(Records for this task)

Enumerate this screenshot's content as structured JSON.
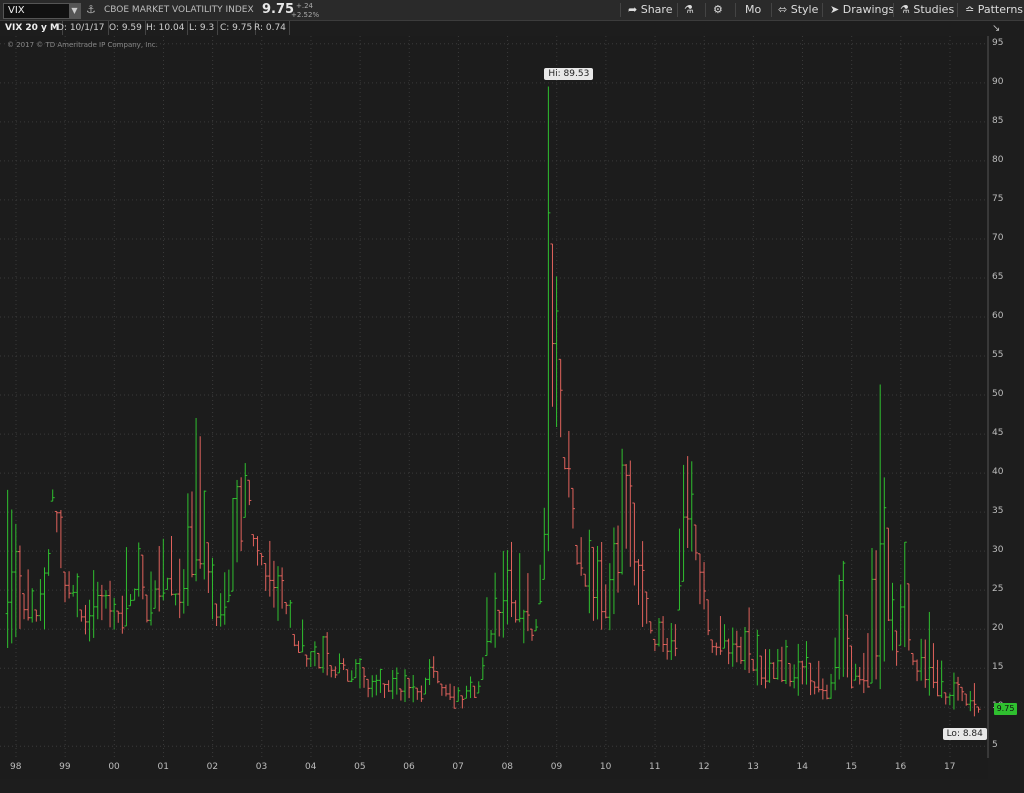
{
  "toolbar": {
    "symbol": "VIX",
    "title": "CBOE MARKET VOLATILITY INDEX",
    "last": "9.75",
    "net_change": "+.24",
    "pct_change": "+2.52%",
    "share": "Share",
    "mo": "Mo",
    "style": "Style",
    "drawings": "Drawings",
    "studies": "Studies",
    "patterns": "Patterns"
  },
  "info": {
    "label": "VIX 20 y M",
    "date": "D: 10/1/17",
    "open": "O: 9.59",
    "high": "H: 10.04",
    "low": "L: 9.3",
    "close": "C: 9.75",
    "range": "R: 0.74"
  },
  "copyright": "© 2017 © TD Ameritrade IP Company, Inc.",
  "colors": {
    "up": "#2fbf2f",
    "down": "#e0625c",
    "grid": "#3a3a3a",
    "price_tag": "#2fbf2f"
  },
  "chart_data": {
    "type": "bar",
    "subtype": "ohlc-monthly",
    "title": "VIX 20 y M",
    "ylim": [
      3.5,
      96
    ],
    "yticks": [
      5,
      10,
      15,
      20,
      25,
      30,
      35,
      40,
      45,
      50,
      55,
      60,
      65,
      70,
      75,
      80,
      85,
      90,
      95
    ],
    "ytick_labels": [
      "5",
      "10",
      "15",
      "20",
      "25",
      "30",
      "35",
      "40",
      "45",
      "50",
      "55",
      "60",
      "65",
      "70",
      "75",
      "80",
      "85",
      "90",
      "95"
    ],
    "xticks": [
      1998,
      1999,
      2000,
      2001,
      2002,
      2003,
      2004,
      2005,
      2006,
      2007,
      2008,
      2009,
      2010,
      2011,
      2012,
      2013,
      2014,
      2015,
      2016,
      2017
    ],
    "xtick_labels": [
      "98",
      "99",
      "00",
      "01",
      "02",
      "03",
      "04",
      "05",
      "06",
      "07",
      "08",
      "09",
      "10",
      "11",
      "12",
      "13",
      "14",
      "15",
      "16",
      "17"
    ],
    "grid": true,
    "last_price": "9.75",
    "hi_label": "Hi: 89.53",
    "lo_label": "Lo: 8.84",
    "hi": {
      "year": 2008.83,
      "value": 89.53
    },
    "lo": {
      "year": 2017.5,
      "value": 8.84
    },
    "anchors": [
      [
        1997.9,
        20,
        38
      ],
      [
        1998.2,
        22,
        30
      ],
      [
        1998.6,
        21,
        28
      ],
      [
        1998.75,
        40,
        49
      ],
      [
        1998.95,
        27,
        35
      ],
      [
        1999.2,
        24,
        30
      ],
      [
        1999.5,
        20,
        27
      ],
      [
        1999.8,
        23,
        30
      ],
      [
        2000.1,
        21,
        28
      ],
      [
        2000.4,
        25,
        32
      ],
      [
        2000.8,
        23,
        30
      ],
      [
        2001.1,
        27,
        33
      ],
      [
        2001.3,
        22,
        30
      ],
      [
        2001.7,
        30,
        49
      ],
      [
        2001.9,
        25,
        33
      ],
      [
        2002.2,
        20,
        27
      ],
      [
        2002.5,
        30,
        40
      ],
      [
        2002.7,
        38,
        48
      ],
      [
        2002.9,
        30,
        36
      ],
      [
        2003.1,
        28,
        35
      ],
      [
        2003.3,
        24,
        30
      ],
      [
        2003.6,
        21,
        25
      ],
      [
        2003.9,
        17,
        20
      ],
      [
        2004.2,
        16,
        20
      ],
      [
        2004.6,
        15,
        19
      ],
      [
        2004.9,
        14,
        17
      ],
      [
        2005.2,
        12,
        16
      ],
      [
        2005.5,
        12,
        15
      ],
      [
        2005.9,
        12,
        15
      ],
      [
        2006.2,
        11,
        14
      ],
      [
        2006.5,
        14,
        22
      ],
      [
        2006.8,
        11,
        14
      ],
      [
        2007.1,
        11,
        14
      ],
      [
        2007.4,
        12,
        16
      ],
      [
        2007.6,
        18,
        26
      ],
      [
        2007.9,
        20,
        31
      ],
      [
        2008.1,
        22,
        32
      ],
      [
        2008.4,
        20,
        27
      ],
      [
        2008.6,
        21,
        27
      ],
      [
        2008.75,
        30,
        48
      ],
      [
        2008.83,
        55,
        89.5
      ],
      [
        2008.95,
        50,
        68
      ],
      [
        2009.1,
        44,
        57
      ],
      [
        2009.2,
        40,
        52
      ],
      [
        2009.4,
        32,
        42
      ],
      [
        2009.6,
        26,
        35
      ],
      [
        2009.8,
        23,
        31
      ],
      [
        2010.1,
        22,
        30
      ],
      [
        2010.4,
        32,
        48
      ],
      [
        2010.6,
        25,
        38
      ],
      [
        2010.9,
        20,
        26
      ],
      [
        2011.2,
        17,
        22
      ],
      [
        2011.4,
        17,
        22
      ],
      [
        2011.6,
        30,
        48
      ],
      [
        2011.8,
        32,
        46
      ],
      [
        2011.95,
        24,
        33
      ],
      [
        2012.2,
        18,
        24
      ],
      [
        2012.4,
        18,
        26
      ],
      [
        2012.7,
        16,
        20
      ],
      [
        2012.95,
        15,
        23
      ],
      [
        2013.2,
        13,
        18
      ],
      [
        2013.5,
        14,
        20
      ],
      [
        2013.8,
        13,
        17
      ],
      [
        2014.1,
        13,
        21
      ],
      [
        2014.4,
        12,
        15
      ],
      [
        2014.6,
        12,
        17
      ],
      [
        2014.8,
        15,
        31
      ],
      [
        2015.0,
        14,
        22
      ],
      [
        2015.3,
        13,
        17
      ],
      [
        2015.6,
        14,
        53
      ],
      [
        2015.75,
        22,
        34
      ],
      [
        2015.9,
        17,
        24
      ],
      [
        2016.1,
        20,
        32
      ],
      [
        2016.3,
        14,
        18
      ],
      [
        2016.5,
        13,
        25
      ],
      [
        2016.8,
        12,
        17
      ],
      [
        2017.0,
        11,
        14
      ],
      [
        2017.3,
        11,
        16
      ],
      [
        2017.6,
        10,
        17
      ],
      [
        2017.75,
        9.3,
        10.04
      ]
    ]
  }
}
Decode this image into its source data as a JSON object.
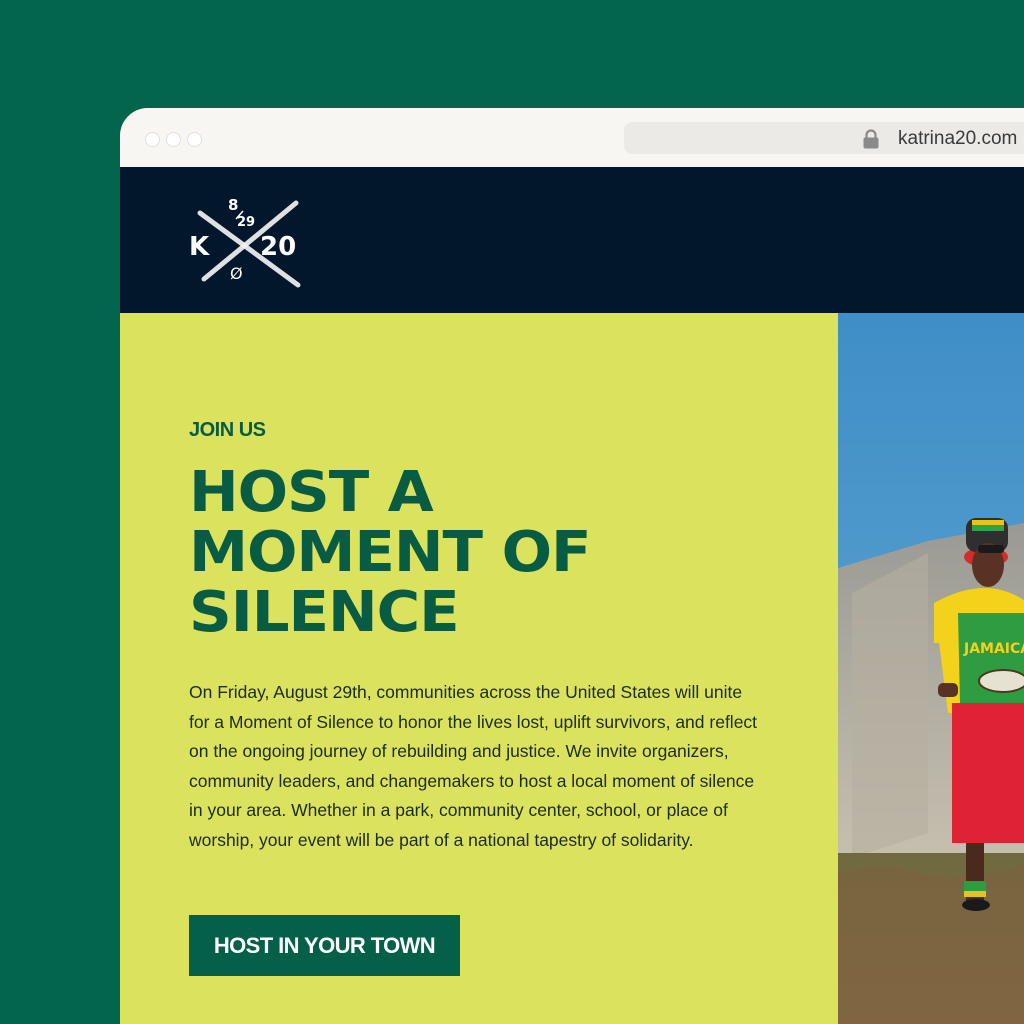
{
  "browser": {
    "url": "katrina20.com"
  },
  "navbar": {
    "logo": {
      "date_top": "8",
      "date_bottom": "29",
      "left_letter": "K",
      "right_number": "20",
      "zero_mark": "Ø"
    }
  },
  "hero": {
    "eyebrow": "JOIN US",
    "headline_lines": [
      "HOST A",
      "MOMENT OF",
      "SILENCE"
    ],
    "body": "On Friday, August 29th, communities across the United States will unite for a Moment of Silence to honor the lives lost, uplift survivors, and reflect on the ongoing journey of rebuilding and justice. We invite organizers, community leaders, and changemakers to host a local moment of silence in your area. Whether in a park, community center, school, or place of worship, your event will be part of a national tapestry of solidarity.",
    "cta_label": "HOST IN YOUR TOWN",
    "photo_shirt_text": "JAMAICA"
  },
  "colors": {
    "background": "#04654d",
    "nav": "#02172b",
    "hero_bg": "#dbe25e",
    "brand_green": "#075c43",
    "button": "#05604a"
  },
  "icons": [
    "window-dot-icon",
    "lock-icon",
    "katrina20-logo"
  ]
}
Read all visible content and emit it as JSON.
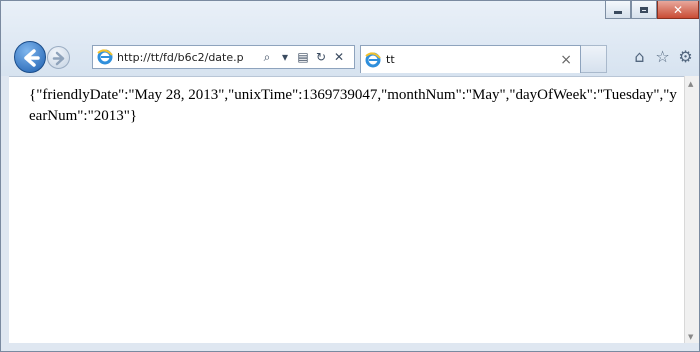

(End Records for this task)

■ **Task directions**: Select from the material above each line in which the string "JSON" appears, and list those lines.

■ **Written answer**:
Enumerate this screenshot's content as structured JSON.
Decode this image into its source data as a JSON object.
Read all visible content and emit it as JSON.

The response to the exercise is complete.